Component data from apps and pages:
....................

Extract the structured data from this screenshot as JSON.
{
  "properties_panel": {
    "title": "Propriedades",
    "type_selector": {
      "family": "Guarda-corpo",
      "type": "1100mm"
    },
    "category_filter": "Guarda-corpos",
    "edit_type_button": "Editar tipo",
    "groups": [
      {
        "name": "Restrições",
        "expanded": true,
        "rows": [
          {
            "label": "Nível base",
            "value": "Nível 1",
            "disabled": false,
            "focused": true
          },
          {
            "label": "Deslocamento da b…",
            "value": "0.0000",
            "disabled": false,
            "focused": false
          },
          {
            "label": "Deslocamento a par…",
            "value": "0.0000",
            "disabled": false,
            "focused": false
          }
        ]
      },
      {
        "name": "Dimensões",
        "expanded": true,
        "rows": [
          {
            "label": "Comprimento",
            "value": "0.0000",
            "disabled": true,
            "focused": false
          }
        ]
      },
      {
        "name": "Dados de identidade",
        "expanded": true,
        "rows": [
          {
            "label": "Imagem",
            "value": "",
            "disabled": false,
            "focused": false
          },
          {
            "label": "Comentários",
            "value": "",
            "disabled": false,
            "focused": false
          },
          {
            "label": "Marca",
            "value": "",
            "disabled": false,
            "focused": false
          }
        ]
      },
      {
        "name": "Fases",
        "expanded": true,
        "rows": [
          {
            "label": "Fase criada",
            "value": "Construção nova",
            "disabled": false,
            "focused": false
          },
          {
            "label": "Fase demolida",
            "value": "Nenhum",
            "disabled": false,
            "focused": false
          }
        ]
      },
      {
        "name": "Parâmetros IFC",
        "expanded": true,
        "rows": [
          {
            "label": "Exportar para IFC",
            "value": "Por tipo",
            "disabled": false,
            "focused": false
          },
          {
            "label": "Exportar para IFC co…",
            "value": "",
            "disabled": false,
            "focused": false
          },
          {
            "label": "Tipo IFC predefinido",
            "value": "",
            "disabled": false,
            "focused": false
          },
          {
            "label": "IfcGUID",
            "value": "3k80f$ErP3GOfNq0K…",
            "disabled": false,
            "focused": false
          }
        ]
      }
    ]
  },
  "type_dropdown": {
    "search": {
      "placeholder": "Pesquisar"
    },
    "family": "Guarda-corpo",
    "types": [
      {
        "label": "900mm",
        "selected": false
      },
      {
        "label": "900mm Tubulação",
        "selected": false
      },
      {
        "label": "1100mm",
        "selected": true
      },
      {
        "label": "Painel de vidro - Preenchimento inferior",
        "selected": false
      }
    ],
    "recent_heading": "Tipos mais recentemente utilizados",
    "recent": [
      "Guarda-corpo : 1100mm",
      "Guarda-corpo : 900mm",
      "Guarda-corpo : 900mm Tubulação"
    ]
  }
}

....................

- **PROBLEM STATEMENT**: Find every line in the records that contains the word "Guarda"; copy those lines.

- **EXERCISE RESULT**:
      "family": "Guarda-corpo",
    "category_filter": "Guarda-corpos",
    "family": "Guarda-corpo",
      "Guarda-corpo : 1100mm",
      "Guarda-corpo : 900mm",
      "Guarda-corpo : 900mm Tubulação"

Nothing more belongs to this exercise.